    Great piece, Amy, as usual. 🙂

  11. Wow, amazing job of writing about a lot of complicated experiences and feelings. I think it’s especially great that you’re speaking so openly about a topic that a lot of people kind of tiptoe around — which I think only makes women dealing with it feel more scared and alone. When I was in my twenties, I, too, was devastated to not only have the ever-so-scary term “precancerous cells” thrown in my face but to be consumed with anger and sadness to learn of how it had happened.

    While I acknowledge that research is often quickly and constantly changing in the medical field (I’ve been shocked to discover how many things I know just by reading updates by the CDC or NIH etc. — things that my doctors often haven’t caught up on),it INFURIATES when I think of how horrible my doctors allowed me to feel at the time that the thing you describe happened to me, given what medical research has revealed about the condition.

    Now, all these years later, I know (and, thank God, finally have a doctor who knows) that a) the virus that causes this will affect almost every single person who’s ever had sex — very commonly starting with their very first sexual experience — at least once in their lives, b) even women who get as far as having precancerous cells will usually get better on their own, rendering the LEEP or other invasive procedures absolutely unnecessary; unlike with many other viruses, a patient will eventually actually test negative for it after having once had it and c) even women who develop precancerous cells that don’t quickly clear up on their own will almost never have a thing to worry about as long as they follow up with their doctors. (A friend of mine who is almost 40 had a HUGE scare with this but was eventually in the clear without having to undergo any extreme procedures).

    Put differently, my current doctor tells me — regarding the fact that my own insides were hacked apart within a few weeks of my diagnosis all those years back — “I’m so sorry they did that to you; what a waste of your poor cervix!”

    Thank you so much for writing about this, and I’m so sorry about what you had to go through.
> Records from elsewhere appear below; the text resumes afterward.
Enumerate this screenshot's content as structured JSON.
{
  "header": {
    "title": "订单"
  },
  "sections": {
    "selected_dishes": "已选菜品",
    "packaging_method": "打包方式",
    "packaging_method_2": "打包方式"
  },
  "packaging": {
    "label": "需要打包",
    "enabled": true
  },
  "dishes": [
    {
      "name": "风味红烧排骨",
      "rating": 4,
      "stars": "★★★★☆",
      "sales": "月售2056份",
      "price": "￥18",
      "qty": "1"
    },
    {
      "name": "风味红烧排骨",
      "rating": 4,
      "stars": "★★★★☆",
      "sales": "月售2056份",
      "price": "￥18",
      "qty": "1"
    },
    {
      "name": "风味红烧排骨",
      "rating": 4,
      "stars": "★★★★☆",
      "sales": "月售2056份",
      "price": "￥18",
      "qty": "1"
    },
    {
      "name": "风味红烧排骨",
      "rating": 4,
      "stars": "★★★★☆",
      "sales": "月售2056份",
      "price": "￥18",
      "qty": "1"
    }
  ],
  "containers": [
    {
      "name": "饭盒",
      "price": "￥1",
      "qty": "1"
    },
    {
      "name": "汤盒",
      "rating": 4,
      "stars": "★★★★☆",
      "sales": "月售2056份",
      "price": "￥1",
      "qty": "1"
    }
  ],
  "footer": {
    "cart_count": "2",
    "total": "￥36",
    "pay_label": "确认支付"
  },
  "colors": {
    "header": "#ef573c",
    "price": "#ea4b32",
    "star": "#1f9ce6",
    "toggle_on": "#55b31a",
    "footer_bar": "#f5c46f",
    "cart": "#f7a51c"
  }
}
It really is VERY unfair that you ended up being affected so aggressively by this condition; I’m glad to hear that it sounds like you did get better, but I know from firsthand experience how traumatic it is to have gone through this — and how very complicated the associated range of emotions understandably are:(
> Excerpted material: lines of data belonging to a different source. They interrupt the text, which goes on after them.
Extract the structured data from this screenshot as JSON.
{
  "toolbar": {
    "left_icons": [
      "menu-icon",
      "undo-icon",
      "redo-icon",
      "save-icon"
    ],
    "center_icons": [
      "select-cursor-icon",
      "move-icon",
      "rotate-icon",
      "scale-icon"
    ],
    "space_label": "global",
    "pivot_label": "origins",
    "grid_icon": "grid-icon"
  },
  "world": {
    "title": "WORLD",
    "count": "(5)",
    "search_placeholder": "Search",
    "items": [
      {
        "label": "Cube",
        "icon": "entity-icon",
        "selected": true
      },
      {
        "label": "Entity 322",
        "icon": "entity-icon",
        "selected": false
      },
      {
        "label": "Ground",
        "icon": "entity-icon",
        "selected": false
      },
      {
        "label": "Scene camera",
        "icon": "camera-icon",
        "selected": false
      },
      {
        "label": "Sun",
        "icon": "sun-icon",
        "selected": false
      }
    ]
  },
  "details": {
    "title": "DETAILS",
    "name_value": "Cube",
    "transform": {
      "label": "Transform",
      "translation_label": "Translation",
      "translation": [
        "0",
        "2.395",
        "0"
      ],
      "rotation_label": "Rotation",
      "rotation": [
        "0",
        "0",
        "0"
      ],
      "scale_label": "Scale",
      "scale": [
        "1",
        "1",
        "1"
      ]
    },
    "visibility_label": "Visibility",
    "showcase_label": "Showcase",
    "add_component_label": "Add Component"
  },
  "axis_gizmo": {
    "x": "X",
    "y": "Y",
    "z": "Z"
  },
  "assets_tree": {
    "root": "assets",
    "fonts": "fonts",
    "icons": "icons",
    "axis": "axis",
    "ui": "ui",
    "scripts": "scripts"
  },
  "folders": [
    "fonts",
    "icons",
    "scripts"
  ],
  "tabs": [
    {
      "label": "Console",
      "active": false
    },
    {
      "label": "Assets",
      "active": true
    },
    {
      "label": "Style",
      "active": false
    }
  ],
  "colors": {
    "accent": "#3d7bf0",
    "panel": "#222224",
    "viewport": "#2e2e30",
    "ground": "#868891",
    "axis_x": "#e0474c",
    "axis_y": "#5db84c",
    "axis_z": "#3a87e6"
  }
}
  12. Amy Monticello says:

    Hey, TRE! Thanks for reading over here, too!

    It’s so helpful to hear about another woman’s experience. There appears to be no standardization of treatment, as almost everyone I’ve consulted has a different story with a different treatment. Personally, I felt an inkling of political motivation throughout my treatments, though I’m still working out my theories on why doctors choose the methods they do.
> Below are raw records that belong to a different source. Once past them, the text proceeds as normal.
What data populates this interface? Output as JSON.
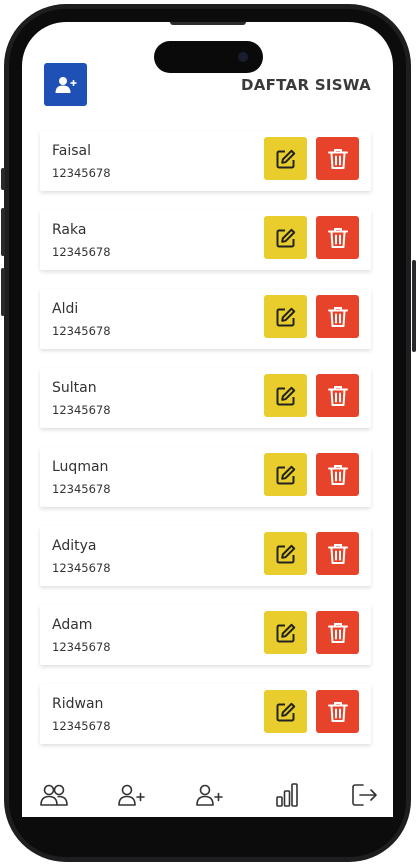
{
  "header": {
    "title": "DAFTAR SISWA",
    "add_button_icon": "user-plus-icon"
  },
  "students": [
    {
      "name": "Faisal",
      "nis": "12345678"
    },
    {
      "name": "Raka",
      "nis": "12345678"
    },
    {
      "name": "Aldi",
      "nis": "12345678"
    },
    {
      "name": "Sultan",
      "nis": "12345678"
    },
    {
      "name": "Luqman",
      "nis": "12345678"
    },
    {
      "name": "Aditya",
      "nis": "12345678"
    },
    {
      "name": "Adam",
      "nis": "12345678"
    },
    {
      "name": "Ridwan",
      "nis": "12345678"
    }
  ],
  "row_actions": {
    "edit_icon": "edit-icon",
    "delete_icon": "trash-icon"
  },
  "navbar": {
    "items": [
      "users-icon",
      "user-plus-icon",
      "user-plus-icon",
      "bar-chart-icon",
      "logout-icon"
    ]
  },
  "colors": {
    "primary": "#1f50b5",
    "edit": "#e8cd2c",
    "delete": "#e6432a",
    "title": "#3a3a3a"
  }
}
    My current doctor was also a little wary about my LEEPs (I had two), which had been presented to me in Ohio as a necessity (the cell mutation rate was rapid even at the initial diagnosis, and I had never missed a routine exam), and in Alabama as the alternative to a hysterectomy. To complicate matters, I was in grad school during my diagnosis, then moved for a job, then moved for another job–I had three doctors throughout my treatment, with three varying opinions.

    My current doctor didn’t really conclude anything definite, either, at least about the LEEPs. We’re just happy I had normal test results for the first time in five years, results I received just DAYS after I wrote this piece!

  13. […] Before me, Jason dated a mysterious girl I’ll call M—. Jason and M— broke up right before Jason moved to Ohio and started grad school with me, but M— was a lingering presence in his life when we met. You can read more about that here. […]

  14. the best one says:

    the best one…

    […]Amy Monticello | Dear Margaret, it’s Me Again, Amy | The Nervous Breakdown[…]…

  15. […] then, was the time I destroyed all of Jason’s memorabilia–notes, pictures, cards–from his ex-girlfriend. This was during the tenuous early months of our relationship when she still called and pleaded […]

  16. […] graciously on my writing and has been remarkably supportive of Jason and me as a couple. Besides, I only wrote about one bitch on The Nervous […]

Leave a Reply

Your email address will not be published. Required fields are marked *